Continuing on with our posts regarding the most commonly asked questions by visitors to Roy Lichtenstein: A Retrospective, we thought we would take a moment to address this frequent question…
Do Lichtenstein’s paintings look just like the source material?
The quick answer is “no.” Although Lichtenstein did adapt work from a variety of media, including children’s books, advertising, catalogues, and comic strips, he made adjustments in form and content so that the final piece always differs—sometimes subtly, sometimes dramatically—from the source material.
For example, as you can see upon close observation of the above image from the book Donald Duck Lost and Found, the final work differs conspicuously from the source. First, look at the perspective. In the original drawing, the viewer looks at Mickey and Donald from a point past the end of the dock. In Lichtenstein’s painting, it almost seems like the viewer is looking on from the shore.

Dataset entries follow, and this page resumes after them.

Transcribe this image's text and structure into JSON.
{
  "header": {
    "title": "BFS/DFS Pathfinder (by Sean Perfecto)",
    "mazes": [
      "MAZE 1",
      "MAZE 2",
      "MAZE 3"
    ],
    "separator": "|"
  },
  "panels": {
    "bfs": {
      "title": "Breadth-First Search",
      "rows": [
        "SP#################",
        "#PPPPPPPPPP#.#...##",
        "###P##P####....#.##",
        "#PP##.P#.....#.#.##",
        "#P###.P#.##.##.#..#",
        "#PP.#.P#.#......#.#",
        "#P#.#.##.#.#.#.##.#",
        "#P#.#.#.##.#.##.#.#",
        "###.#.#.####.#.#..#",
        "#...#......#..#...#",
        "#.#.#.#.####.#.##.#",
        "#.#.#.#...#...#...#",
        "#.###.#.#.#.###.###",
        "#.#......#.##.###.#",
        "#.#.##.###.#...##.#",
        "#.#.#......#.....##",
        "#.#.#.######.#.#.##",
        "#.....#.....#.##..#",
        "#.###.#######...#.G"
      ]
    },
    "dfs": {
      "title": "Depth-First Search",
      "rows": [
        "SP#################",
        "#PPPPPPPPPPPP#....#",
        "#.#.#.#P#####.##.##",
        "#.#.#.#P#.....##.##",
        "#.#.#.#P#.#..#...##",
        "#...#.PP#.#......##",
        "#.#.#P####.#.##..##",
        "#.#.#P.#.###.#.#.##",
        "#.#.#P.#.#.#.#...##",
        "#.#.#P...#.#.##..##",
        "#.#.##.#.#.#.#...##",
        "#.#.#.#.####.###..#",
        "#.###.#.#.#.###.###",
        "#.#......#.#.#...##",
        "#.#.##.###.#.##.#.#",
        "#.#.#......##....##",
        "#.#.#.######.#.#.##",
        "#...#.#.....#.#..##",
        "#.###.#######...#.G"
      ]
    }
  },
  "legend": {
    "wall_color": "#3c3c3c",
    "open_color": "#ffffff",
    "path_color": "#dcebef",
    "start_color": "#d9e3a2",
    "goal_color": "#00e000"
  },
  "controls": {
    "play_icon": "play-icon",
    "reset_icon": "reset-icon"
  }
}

Lichtenstein has also taken out much of the detail and color. His palette includes white and the primary colors, while the original painting is much more nuanced. Lichtenstein also stripped down many of the details of the painting—the wood has lost its grain, the people and trees have been removed from the background, and water is no longer depicted using subtle shifts in color, but by a highly stylized depiction of what we accept water to look like.
Similarly, Lichtenstein’s Masterpiece is adapted from a comic strip, but both the image and text have been altered. In the original version, the couple is in a similar position, but instead of being in an art studio excitedly examining a canvas, they’re driving in a car having an uncomfortable conversation. And as opposed to the enthusiastic “Why, Brad Darling, this painting is a masterpiece! My, soon you’ll have all of New York clamoring for your work!” the source material begins with “But someday the bitterness will pass…” This painting is a nod to Lichtenstein’s sense of humor about his newfound fame in the art world.
For even more information about Lichtenstein's source material, check out Yale ARTbooks. As the publisher of the Lichtenstein catalogue, they're similarly curious about the story behind Lichtenstein's body of work.
Please send any Lichtenstein-related questions to email@example.com and we’ll do our best to answer!
Image from Donald Duck Lost and Found. Published by Golden Press, 1960.
19 hours 48 min ago The Art Institute of Chicago CLOSING SOON—Invisible Man: Gordon Parks and Ralph Ellison in Harlem
Two major figures in American art and literature aim to make the black experience visible in postwar America.
Closing August 28—http://bit.ly/2aQrnYd
1 day 17 min ago The Art Institute of Chicago It is believed Van Dyck never intended for the early stages of his etchings to be circulated and was surprised by their immediate popularity in the art market. Finding success at a time when artists didn’t usually show works in progress, these “unfinished” prints helped set the stage for the more recent popularity of works that reveal the creative process. See the prints that altered conventions in Van Dyck, Rembrandt, and the Portrait Print—closing August 7.
1 day 19 hours ago The Art Institute of Chicago #TBT 1983: The museum held an exhibition for the collection of Jalane and Richard Davidson, Chicago collectors of contemporary American realist drawings. Acknowledged at the time for collecting against prevailing art world trends, they amassed a comprehensive collection of work spanning the careers of both well-known artists—like Jack Beal, pictured here with Jalane herself and a portrait he made of her—and lesser-known Midwestern artists. The entire Davidson collection was bequeathed to the museum and saw another exhibition devoted to it in 1999.